Jeff Siegel’s letter on “Automatic Energy Savings” (“Mailbox” in HP159) raises expectations too high for room-occupancy sensor switches. To do their job, these switches must have heat or motion and light sensors, plus a decision-making circuit. Parasitic energy consumption for various switches runs between 0.9 and 5.2 watts—just for the switch. That’s as much as 3.7 kWh a month wasted on having a sensor acting as your electricity nanny. It’s cheaper just to use LED lights and hope you remember to turn them off more than half the time.
Worse, most light switches are wired to the AC “hot” leg only, with no “neutral” present in the switch-box. That means the switch must be designed to either pass a nonstop small current to the load, or else to allow a “load” current in the equipment ground wire, which used to be a safety violation.

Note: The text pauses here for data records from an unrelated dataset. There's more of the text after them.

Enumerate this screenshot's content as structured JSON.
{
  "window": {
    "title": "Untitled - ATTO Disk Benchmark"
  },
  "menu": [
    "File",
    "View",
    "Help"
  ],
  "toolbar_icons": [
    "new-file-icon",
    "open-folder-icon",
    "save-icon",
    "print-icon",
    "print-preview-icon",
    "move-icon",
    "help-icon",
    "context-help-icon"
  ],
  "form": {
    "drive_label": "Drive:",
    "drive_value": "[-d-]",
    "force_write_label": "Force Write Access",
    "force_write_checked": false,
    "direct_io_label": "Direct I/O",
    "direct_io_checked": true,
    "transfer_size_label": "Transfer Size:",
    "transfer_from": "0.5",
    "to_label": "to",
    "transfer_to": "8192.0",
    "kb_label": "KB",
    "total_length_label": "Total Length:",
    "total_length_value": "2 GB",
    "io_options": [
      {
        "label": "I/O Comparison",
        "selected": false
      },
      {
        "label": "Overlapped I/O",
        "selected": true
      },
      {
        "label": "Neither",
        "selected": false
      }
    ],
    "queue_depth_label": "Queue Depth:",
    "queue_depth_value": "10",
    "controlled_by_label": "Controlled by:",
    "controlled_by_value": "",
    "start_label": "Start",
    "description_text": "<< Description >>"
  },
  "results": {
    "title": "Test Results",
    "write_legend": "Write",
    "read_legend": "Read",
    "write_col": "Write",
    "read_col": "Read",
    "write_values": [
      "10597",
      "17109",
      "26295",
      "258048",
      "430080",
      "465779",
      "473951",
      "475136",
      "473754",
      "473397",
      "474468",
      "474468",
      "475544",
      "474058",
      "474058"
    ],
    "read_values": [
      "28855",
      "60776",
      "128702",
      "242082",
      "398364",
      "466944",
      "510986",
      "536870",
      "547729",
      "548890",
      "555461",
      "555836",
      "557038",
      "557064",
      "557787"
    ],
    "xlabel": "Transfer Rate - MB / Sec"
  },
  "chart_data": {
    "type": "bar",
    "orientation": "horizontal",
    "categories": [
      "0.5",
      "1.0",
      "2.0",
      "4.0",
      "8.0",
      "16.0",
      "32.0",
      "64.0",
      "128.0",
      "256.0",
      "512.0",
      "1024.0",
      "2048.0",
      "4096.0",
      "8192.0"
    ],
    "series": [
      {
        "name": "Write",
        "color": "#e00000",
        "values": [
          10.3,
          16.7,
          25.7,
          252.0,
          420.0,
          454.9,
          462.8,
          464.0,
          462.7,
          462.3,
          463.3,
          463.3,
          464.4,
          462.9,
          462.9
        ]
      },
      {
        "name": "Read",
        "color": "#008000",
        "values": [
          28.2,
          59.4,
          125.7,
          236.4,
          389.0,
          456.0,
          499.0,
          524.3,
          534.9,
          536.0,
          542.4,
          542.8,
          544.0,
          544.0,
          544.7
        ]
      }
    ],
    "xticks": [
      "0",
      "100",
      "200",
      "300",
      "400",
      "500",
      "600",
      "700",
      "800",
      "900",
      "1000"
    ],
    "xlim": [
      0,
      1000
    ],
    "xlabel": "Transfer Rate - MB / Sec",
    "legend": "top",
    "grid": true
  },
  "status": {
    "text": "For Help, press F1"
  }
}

Jeff wrote a letter, not a full article, so there was no space to distinguish between switches that are “manual, on/auto, off” and the “auto on/auto off” type. There was no room to discuss the value of prime-time energy savings versus off-peak consumption. The whole question is way too complicated to allow a simple answer. My preference is to skip the sensor switches: “It’s better manually!”
Joel Chinkes • Photon Harvest Company